**TASK STATEMENT:** Report, as a bare number, how many lines in the data contain "that".
───── RECORDS PROVIDED
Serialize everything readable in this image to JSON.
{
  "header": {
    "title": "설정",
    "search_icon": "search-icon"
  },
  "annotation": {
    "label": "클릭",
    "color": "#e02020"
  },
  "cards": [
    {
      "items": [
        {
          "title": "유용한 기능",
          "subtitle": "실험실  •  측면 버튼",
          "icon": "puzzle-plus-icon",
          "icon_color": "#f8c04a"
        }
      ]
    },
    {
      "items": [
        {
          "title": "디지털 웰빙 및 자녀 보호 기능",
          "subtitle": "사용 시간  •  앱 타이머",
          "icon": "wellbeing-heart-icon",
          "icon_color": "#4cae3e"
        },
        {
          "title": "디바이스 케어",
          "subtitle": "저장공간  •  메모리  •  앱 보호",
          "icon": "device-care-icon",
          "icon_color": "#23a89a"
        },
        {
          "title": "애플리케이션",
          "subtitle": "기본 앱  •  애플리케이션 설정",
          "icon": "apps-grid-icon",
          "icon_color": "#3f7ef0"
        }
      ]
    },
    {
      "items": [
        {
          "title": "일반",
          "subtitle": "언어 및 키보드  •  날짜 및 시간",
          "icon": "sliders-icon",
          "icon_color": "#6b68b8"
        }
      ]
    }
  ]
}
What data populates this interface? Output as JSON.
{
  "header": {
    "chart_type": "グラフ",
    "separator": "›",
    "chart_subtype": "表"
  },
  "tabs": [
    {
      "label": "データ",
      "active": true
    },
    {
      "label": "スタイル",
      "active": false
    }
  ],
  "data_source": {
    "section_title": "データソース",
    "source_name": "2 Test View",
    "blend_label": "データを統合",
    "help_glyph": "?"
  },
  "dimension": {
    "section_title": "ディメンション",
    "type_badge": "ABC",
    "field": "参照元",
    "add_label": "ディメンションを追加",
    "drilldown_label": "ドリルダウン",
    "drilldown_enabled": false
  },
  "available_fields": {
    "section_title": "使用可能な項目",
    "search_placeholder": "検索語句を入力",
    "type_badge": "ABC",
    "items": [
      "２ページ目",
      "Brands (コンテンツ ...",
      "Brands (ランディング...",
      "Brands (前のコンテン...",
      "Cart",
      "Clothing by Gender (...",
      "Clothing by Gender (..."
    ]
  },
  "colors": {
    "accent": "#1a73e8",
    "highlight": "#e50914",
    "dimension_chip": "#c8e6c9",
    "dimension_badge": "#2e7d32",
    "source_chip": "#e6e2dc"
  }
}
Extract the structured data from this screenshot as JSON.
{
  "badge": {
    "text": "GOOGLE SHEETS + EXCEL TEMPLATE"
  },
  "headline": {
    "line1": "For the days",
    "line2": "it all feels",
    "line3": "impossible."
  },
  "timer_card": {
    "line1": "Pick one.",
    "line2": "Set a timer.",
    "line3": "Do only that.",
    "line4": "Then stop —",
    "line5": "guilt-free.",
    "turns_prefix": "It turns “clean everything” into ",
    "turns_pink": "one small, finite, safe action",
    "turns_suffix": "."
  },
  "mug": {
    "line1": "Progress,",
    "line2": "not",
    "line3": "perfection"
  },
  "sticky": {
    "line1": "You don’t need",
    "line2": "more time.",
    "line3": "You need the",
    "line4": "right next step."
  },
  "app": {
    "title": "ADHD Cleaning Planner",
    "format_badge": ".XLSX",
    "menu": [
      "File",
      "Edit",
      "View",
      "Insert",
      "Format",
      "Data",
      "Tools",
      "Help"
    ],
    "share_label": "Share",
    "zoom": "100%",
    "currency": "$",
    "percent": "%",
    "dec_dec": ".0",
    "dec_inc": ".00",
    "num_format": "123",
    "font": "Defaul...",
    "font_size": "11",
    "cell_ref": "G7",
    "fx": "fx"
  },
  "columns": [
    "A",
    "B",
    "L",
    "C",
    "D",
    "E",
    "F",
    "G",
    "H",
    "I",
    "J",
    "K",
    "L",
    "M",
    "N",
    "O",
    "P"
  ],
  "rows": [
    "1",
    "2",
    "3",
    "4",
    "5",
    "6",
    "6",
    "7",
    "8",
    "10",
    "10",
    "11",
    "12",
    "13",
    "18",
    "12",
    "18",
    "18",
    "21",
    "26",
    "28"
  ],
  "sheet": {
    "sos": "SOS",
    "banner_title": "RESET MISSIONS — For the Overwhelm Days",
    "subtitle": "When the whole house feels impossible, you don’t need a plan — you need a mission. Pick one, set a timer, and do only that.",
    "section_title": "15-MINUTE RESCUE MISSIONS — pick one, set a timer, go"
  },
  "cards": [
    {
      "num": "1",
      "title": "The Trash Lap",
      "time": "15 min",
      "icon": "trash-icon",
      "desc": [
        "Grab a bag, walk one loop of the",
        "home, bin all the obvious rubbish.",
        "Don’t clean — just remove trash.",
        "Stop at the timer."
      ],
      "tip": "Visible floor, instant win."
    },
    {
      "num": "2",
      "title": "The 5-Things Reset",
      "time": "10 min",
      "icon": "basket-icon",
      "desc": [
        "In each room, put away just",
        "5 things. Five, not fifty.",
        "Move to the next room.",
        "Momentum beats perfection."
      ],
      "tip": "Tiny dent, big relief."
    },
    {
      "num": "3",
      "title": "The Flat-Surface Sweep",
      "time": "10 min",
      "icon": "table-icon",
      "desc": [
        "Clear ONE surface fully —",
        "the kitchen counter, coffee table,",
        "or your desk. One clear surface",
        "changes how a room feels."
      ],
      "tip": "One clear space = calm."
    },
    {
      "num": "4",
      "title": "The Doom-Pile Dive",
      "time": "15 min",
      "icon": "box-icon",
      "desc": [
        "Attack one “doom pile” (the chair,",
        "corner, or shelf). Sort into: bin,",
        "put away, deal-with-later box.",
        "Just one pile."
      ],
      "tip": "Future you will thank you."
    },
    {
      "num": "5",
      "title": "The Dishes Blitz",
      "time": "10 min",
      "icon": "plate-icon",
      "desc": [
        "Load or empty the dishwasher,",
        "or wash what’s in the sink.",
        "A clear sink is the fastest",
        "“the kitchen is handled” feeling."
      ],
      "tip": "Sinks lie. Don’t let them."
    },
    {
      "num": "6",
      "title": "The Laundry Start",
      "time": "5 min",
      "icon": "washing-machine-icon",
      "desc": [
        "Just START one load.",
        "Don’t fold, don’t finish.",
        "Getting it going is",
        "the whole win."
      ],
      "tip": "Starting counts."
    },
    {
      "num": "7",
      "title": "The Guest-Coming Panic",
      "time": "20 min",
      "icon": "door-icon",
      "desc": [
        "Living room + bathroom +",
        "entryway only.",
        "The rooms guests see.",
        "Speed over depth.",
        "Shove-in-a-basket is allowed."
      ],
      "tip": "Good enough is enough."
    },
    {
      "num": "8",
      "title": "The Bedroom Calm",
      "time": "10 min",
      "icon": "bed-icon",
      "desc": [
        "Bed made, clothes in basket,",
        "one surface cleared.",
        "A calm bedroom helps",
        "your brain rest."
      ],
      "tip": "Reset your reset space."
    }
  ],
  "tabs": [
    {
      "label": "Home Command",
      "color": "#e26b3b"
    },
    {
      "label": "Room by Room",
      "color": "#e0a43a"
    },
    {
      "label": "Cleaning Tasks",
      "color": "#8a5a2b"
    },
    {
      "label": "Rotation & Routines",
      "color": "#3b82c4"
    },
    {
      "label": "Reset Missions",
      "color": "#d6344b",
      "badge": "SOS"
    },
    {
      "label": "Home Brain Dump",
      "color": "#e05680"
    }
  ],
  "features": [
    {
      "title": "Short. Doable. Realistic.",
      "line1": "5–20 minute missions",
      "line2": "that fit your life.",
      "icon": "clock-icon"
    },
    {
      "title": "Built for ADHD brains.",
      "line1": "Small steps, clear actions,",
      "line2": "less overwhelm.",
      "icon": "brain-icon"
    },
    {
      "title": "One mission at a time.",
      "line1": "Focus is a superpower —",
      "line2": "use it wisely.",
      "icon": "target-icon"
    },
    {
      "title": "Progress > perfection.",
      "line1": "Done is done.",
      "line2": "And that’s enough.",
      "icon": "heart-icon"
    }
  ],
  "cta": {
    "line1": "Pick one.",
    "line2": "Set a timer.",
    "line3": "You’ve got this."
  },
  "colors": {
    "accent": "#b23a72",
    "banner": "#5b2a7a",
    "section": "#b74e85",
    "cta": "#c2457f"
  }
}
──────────
**OUTPUT FOR THIS EXERCISE:** 4